- Chen MY, Rose CE, Qi YP, Williams JL, Yeung LF, Berry RJ, Hao L, Cannon MJ, Crider KS. Defining the plasma folate concentration associated with the red blood cell folate concentration threshold for optimal neural tube defects prevention: A population-based, randomized trial of folic acid supplementationexternal icon. Am J Clin Nutr. 2019;109(5):1452–1461.
- Crider KS, Devine O, Qi YP, Yeung LF, Sekkarie A, Zaganjor I, Wong E, Rose CE, Berry RJ. Systematic review and Bayesian meta-analysis of the dose-response relationship between folic acid intake and changes in blood folate concentrationsexternal icon. Nutrients. 2019;11(1).
- Denny CH, Acero CS, Naimi TS, Kim SY. Consumption of alcohol beverages and binge drinking among pregnant women aged 18–44 years—United States, 2015–2017. MMWR Morb Mortal Wkly Rep. 2019;68:365–368.
- Frey MT, Meaney-Delman D, Bowen V, Yazdy MM, Watkins SM, Thorpe PG, Honein MA. Surveillance for emerging threats to pregnant women and infantsexternal icon. J Womens Health (Larchmt). 2019;28(8):1031–1036.
- Glidewell J, Grosse SD, Riehle-Colarusso T, Pinto N, Hudson J, Daskalov R, Gaviglio A, Darby E, Singh S, Sontag M. Actions in support of newborn screening for critical congenital heart disease—United States, 2011–2018. MMWR Morb Mortal Wkly Rep. 2019;68:107–111.
- Lind JN, Ailes EC, Alter CC, Fornoff JE, Broziceyic P, Garcia Saavedra LF, Tomedi LE, Gambatese M, Carroll B, Orantes L, Brennan M, Horne AA, Reefhuis J. Leveraging existing birth defects surveillance infrastructure to build neonatal abstinence syndrome surveillance systems—Illinois, New Mexico, and Vermont, 2015–2016. MMWR Morb Mortal Wkly Rep. 2019;68:177–180.
- Olson SM, Delaney A, Jones AM, Carr CP, Liberman RF, Forestieri NE, Tong VT, Gilboa SM, Honein MA, Moore CA, Cragan JD. Updated baseline prevalence of birth defects potentially related to Zika virus infectionexternal icon. Birth Defects Res. 2019;111(13):938–940.
- Raesima MM, Ogbuabo CM, Thomas V, Forhan SE, Gokatweng G, Dintwa E, Petlo C, Motswere-Chirwa C, Rabold EM, Tinker SC, Odunsi S, Malima S, Mmunyane O, Modise T, Kefitlhile K, Dare K, Letebele M, Roland ME, Moore CA, Modi S, Williamson DM. Dolutegravir use at conception—additional surveillance data from Botswanaexternal icon.
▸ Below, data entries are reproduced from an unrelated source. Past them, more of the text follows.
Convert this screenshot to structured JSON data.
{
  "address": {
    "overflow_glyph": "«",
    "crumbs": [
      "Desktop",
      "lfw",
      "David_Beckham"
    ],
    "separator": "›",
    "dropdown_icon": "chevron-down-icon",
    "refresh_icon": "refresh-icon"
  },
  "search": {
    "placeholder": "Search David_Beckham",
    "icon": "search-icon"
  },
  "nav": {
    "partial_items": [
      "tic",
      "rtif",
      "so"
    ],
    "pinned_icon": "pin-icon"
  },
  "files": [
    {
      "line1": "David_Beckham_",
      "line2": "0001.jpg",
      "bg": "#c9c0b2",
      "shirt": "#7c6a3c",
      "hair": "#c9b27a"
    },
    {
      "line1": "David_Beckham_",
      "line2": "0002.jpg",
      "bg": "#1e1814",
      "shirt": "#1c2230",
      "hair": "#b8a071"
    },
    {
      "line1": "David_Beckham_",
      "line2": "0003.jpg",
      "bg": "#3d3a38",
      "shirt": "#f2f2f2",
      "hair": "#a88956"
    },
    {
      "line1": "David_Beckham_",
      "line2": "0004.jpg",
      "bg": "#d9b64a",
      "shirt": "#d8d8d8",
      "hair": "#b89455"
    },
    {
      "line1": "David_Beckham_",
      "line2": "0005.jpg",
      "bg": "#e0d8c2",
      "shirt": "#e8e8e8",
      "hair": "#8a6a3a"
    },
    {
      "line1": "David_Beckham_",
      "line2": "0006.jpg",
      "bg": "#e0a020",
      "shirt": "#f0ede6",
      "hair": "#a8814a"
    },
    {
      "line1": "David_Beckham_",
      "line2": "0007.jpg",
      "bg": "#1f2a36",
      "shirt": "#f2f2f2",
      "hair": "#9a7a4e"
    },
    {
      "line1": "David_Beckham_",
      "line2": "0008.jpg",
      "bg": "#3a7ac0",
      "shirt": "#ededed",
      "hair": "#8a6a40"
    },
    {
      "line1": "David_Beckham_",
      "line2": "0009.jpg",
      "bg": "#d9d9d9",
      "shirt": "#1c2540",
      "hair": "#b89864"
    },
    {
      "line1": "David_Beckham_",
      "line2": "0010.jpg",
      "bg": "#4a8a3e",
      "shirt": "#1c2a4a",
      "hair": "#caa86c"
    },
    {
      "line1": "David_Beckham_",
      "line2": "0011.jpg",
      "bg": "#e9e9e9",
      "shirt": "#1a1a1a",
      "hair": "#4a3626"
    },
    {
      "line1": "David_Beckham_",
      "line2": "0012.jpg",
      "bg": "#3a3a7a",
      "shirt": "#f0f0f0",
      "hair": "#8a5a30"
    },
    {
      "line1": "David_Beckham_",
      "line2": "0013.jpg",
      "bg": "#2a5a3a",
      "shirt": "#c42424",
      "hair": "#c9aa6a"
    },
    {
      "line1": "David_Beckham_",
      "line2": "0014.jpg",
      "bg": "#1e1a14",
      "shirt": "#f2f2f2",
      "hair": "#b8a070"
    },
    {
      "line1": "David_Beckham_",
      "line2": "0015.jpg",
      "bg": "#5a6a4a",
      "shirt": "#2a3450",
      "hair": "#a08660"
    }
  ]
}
N Engl J Med. 2019;381:885–887.
- Short TD, Stallings EB, Isenburg J, O’Leary L, Yazdy MM, Bohm MK, Ethen M, Chen X, Tran T, Fox DJ, Fornoff J, Forestieri N, Ferrell E, Ramirez CM, Kim J, Shi J, Cho SJ, Duckett K, Nelson N, Zielke K, St. John K, Martin B, Clark C, Huynh M, Benusa C, Reefhuis J. Gastroschisis trends and ecologic link to opioid prescription rates—United States, 2006–2015. MMWR Morb Mortal Wkly Rep. 2019;68(2):31–36.
- Tinker SC, Gilboa SM, Moore CA, Waller K, Simeone RM, Kim SY, Jamieson DJ, Botto LD, Reefhuis J. Specific birth defects in pregnancies of women with diabetes: National Birth Defects Prevention Study, 1997–2011external icon. Am J Obstet Gynecol. 2019 Aug 24. 2019;222:176.